Everything up until this point depends on two things, the trading of either Marc Denis or Ron Tugnutt.
If the Jackets were not to deal either goaltender, we’d most likely see the duo of Labbe and Leclaire in the AHL, with the former first rounder getting the majority of the playing time over the 30 year old career-AHLer. Bendera would obviously be pushed back, and would start next year in the ECHL. For Bendera, he’ll flourish under stronger competition, whereas Penner needs, in my opinion, more time to adjust to better shooters.
The best case scenerio is to deal Marc Denis and bring in a top 6 forward or top 3 defenseman. Denis can fetch this, especially when there are other NHL teams without a good young goaltender who is ready to step up full-time. By dealing Denis, a spot for Leclaire is opened up on the big club, to be shown the ropes by veteran Ron Tugnutt (in a similar fashion to Richter-Blackburn for the Rangers). In the AHL we have Shane Bendera learning the professional trade from AHL 2nd Team All-Star JF Labbe. Who better to learn from than one of the top goalies from the AHL. This leaves Penner, who’s future in the organization seems bleak considering who is ahead of him in the depth charts, with the Dayton Bombers of the ECHL with Greg Gardner, who spent the 2001-2002 season with the Syracuse Crunch.

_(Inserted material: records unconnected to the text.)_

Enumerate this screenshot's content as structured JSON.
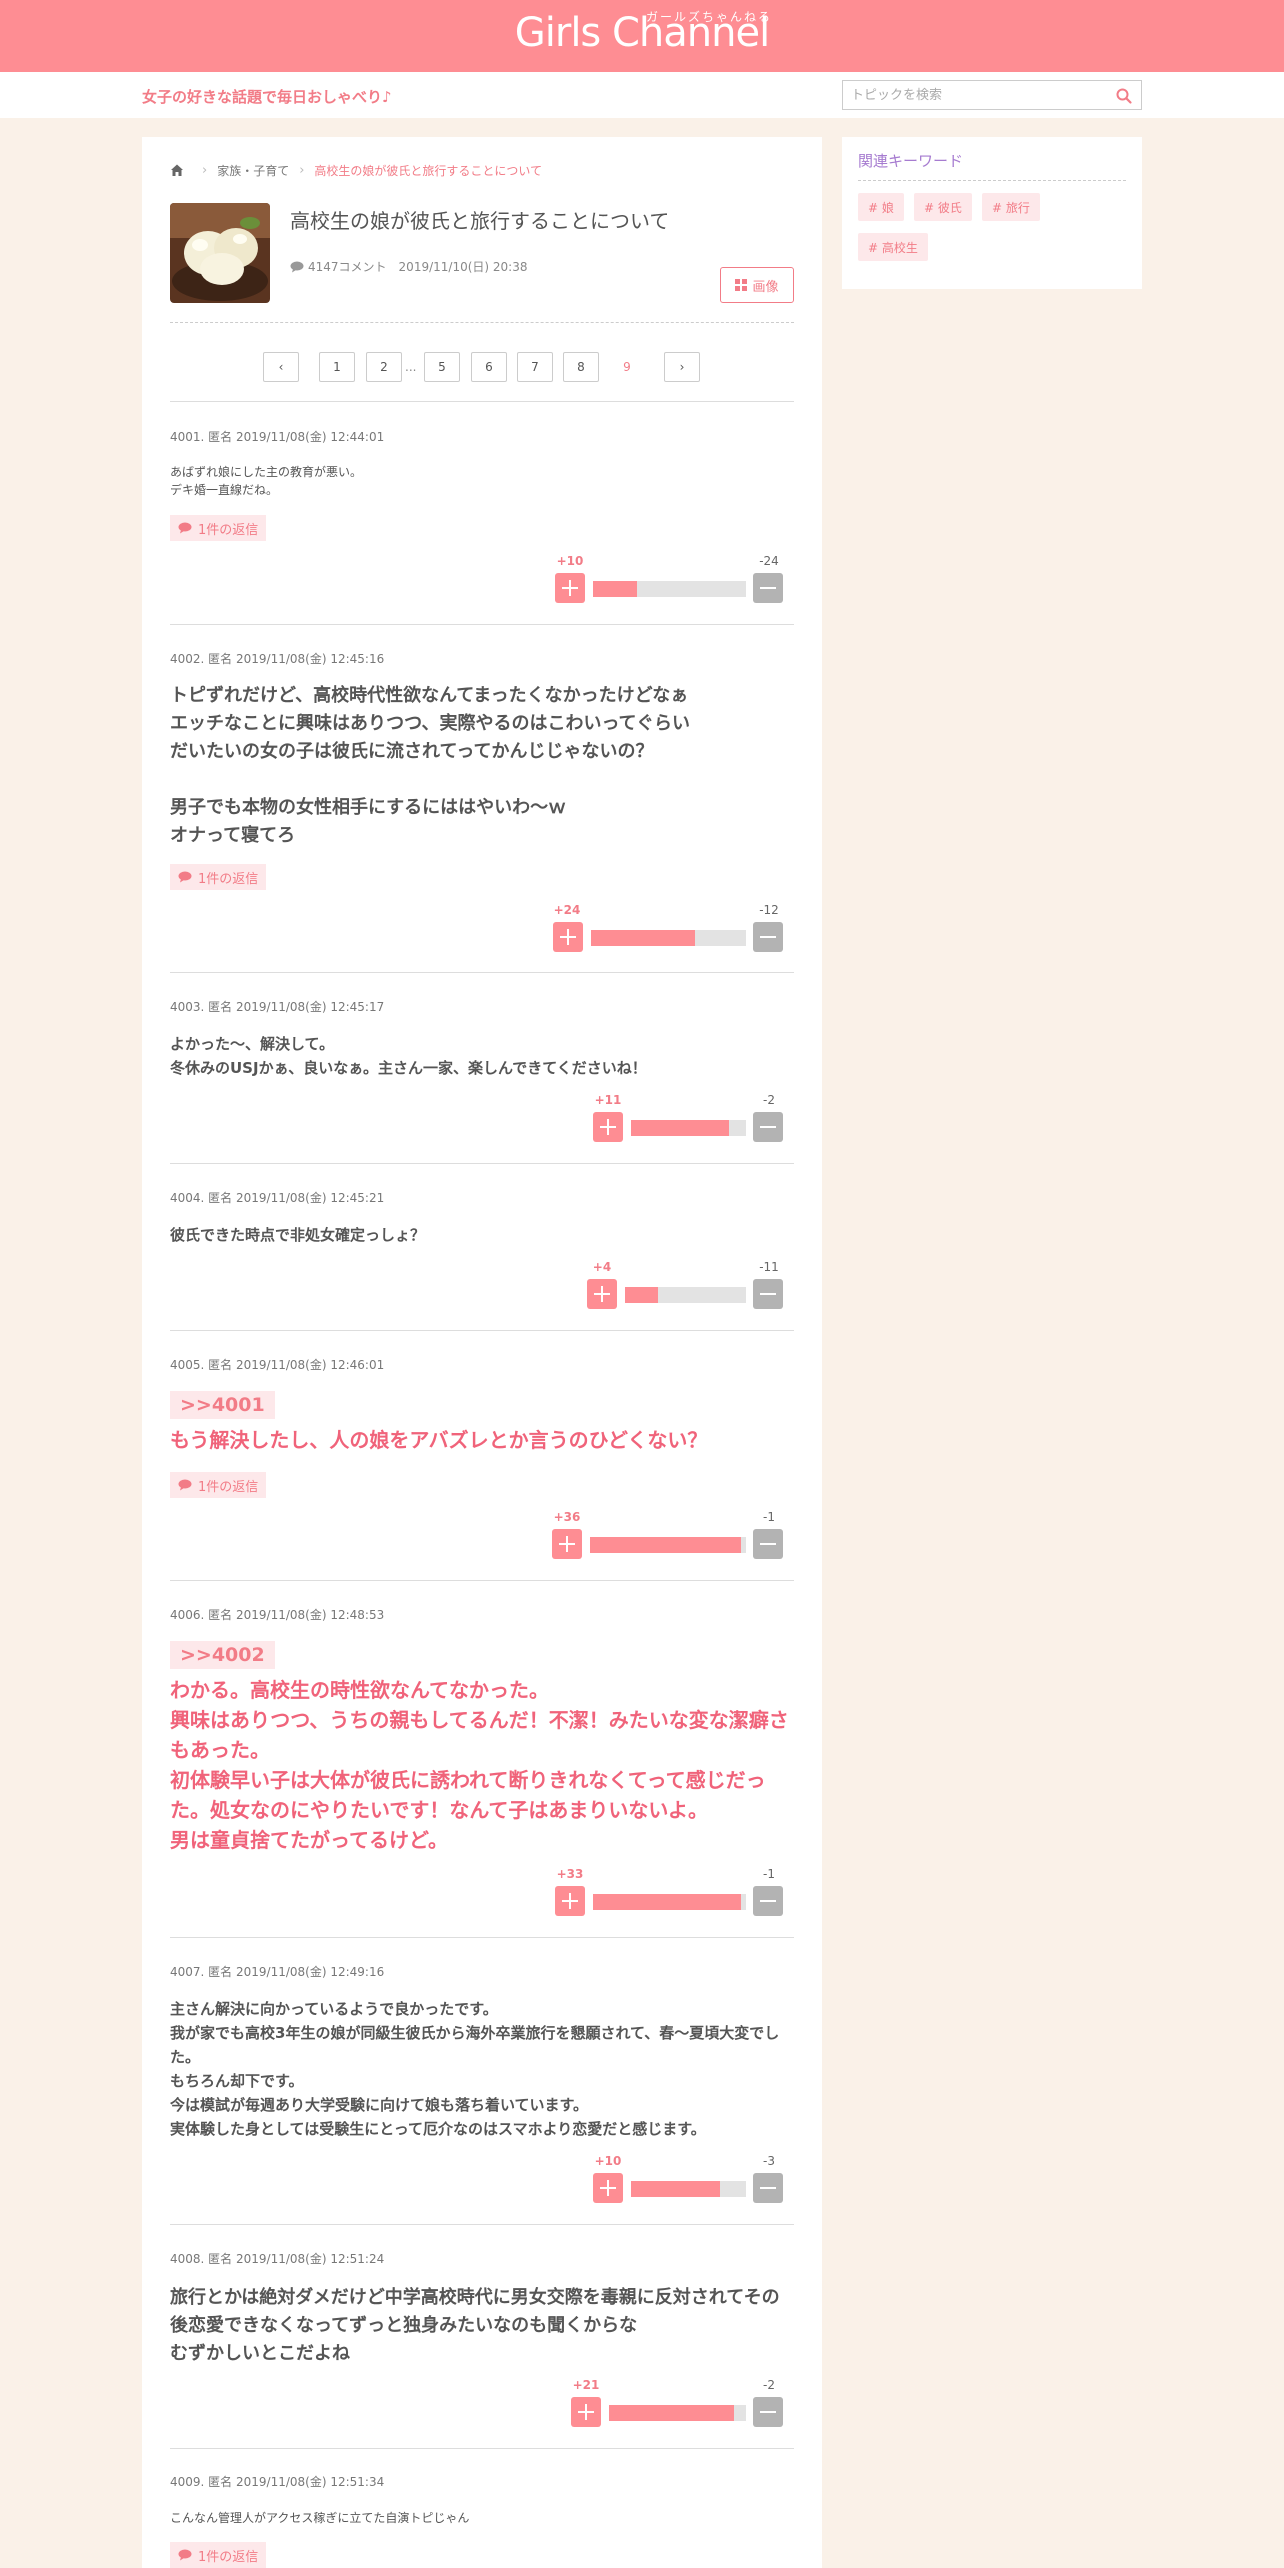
{
  "header": {
    "logo": "Girls Channel",
    "logo_kana": "ガールズちゃんねる",
    "tagline": "女子の好きな話題で毎日おしゃべり♪",
    "search_placeholder": "トピックを検索"
  },
  "breadcrumb": {
    "category": "家族・子育て",
    "current": "高校生の娘が彼氏と旅行することについて"
  },
  "topic": {
    "title": "高校生の娘が彼氏と旅行することについて",
    "comment_count": "4147コメント",
    "date": "2019/11/10(日) 20:38",
    "image_button": "画像"
  },
  "pager": {
    "prev": "‹",
    "next": "›",
    "pages": [
      "1",
      "2",
      "5",
      "6",
      "7",
      "8",
      "9"
    ],
    "dots": "...",
    "current": "9"
  },
  "comments": [
    {
      "header": "4001. 匿名 2019/11/08(金) 12:44:01",
      "body": "あばずれ娘にした主の教育が悪い。\nデキ婚一直線だね。",
      "reply": "1件の返信",
      "plus": "+10",
      "minus": "-24",
      "ratio": 0.29
    },
    {
      "header": "4002. 匿名 2019/11/08(金) 12:45:16",
      "body": "トピずれだけど、高校時代性欲なんてまったくなかったけどなぁ\nエッチなことに興味はありつつ、実際やるのはこわいってぐらい\nだいたいの女の子は彼氏に流されてってかんじじゃないの？\n\n男子でも本物の女性相手にするにははやいわ～ｗ\nオナって寝てろ",
      "reply": "1件の返信",
      "plus": "+24",
      "minus": "-12",
      "ratio": 0.67
    },
    {
      "header": "4003. 匿名 2019/11/08(金) 12:45:17",
      "body": "よかった〜、解決して。\n冬休みのUSJかぁ、良いなぁ。主さん一家、楽しんできてくださいね！",
      "plus": "+11",
      "minus": "-2",
      "ratio": 0.85
    },
    {
      "header": "4004. 匿名 2019/11/08(金) 12:45:21",
      "body": "彼氏できた時点で非処女確定っしょ？",
      "plus": "+4",
      "minus": "-11",
      "ratio": 0.27
    },
    {
      "header": "4005. 匿名 2019/11/08(金) 12:46:01",
      "anchor": ">>4001",
      "body": "もう解決したし、人の娘をアバズレとか言うのひどくない？",
      "reply": "1件の返信",
      "plus": "+36",
      "minus": "-1",
      "ratio": 0.97
    },
    {
      "header": "4006. 匿名 2019/11/08(金) 12:48:53",
      "anchor": ">>4002",
      "body": "わかる。高校生の時性欲なんてなかった。\n興味はありつつ、うちの親もしてるんだ！不潔！みたいな変な潔癖さもあった。\n初体験早い子は大体が彼氏に誘われて断りきれなくてって感じだった。処女なのにやりたいです！なんて子はあまりいないよ。\n男は童貞捨てたがってるけど。",
      "plus": "+33",
      "minus": "-1",
      "ratio": 0.97
    },
    {
      "header": "4007. 匿名 2019/11/08(金) 12:49:16",
      "body": "主さん解決に向かっているようで良かったです。\n我が家でも高校3年生の娘が同級生彼氏から海外卒業旅行を懇願されて、春～夏頃大変でした。\nもちろん却下です。\n今は模試が毎週あり大学受験に向けて娘も落ち着いています。\n実体験した身としては受験生にとって厄介なのはスマホより恋愛だと感じます。",
      "plus": "+10",
      "minus": "-3",
      "ratio": 0.77
    },
    {
      "header": "4008. 匿名 2019/11/08(金) 12:51:24",
      "body": "旅行とかは絶対ダメだけど中学高校時代に男女交際を毒親に反対されてその後恋愛できなくなってずっと独身みたいなのも聞くからな\nむずかしいとこだよね",
      "plus": "+21",
      "minus": "-2",
      "ratio": 0.91
    },
    {
      "header": "4009. 匿名 2019/11/08(金) 12:51:34",
      "body": "こんなん管理人がアクセス稼ぎに立てた自演トピじゃん",
      "reply": "1件の返信"
    }
  ],
  "sidebar": {
    "title": "関連キーワード",
    "keywords": [
      "# 娘",
      "# 彼氏",
      "# 旅行",
      "# 高校生"
    ]
  },
  "colors": {
    "brand": "#fe8d93",
    "accent_text": "#f27c87",
    "background": "#faf1e8",
    "keyword_title": "#a67bd0"
  }
}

This is the problem every GM dreams of, too much goaltending talent. How a goaltender develops and what they develop into is most unpredictable, and it never hurts to have an abundance of talent. Whatever Doug MacLean chooses to do with his goaltending situation and prospects, the odds are he will not be kept up at night worrying about his goaltending for a very long time.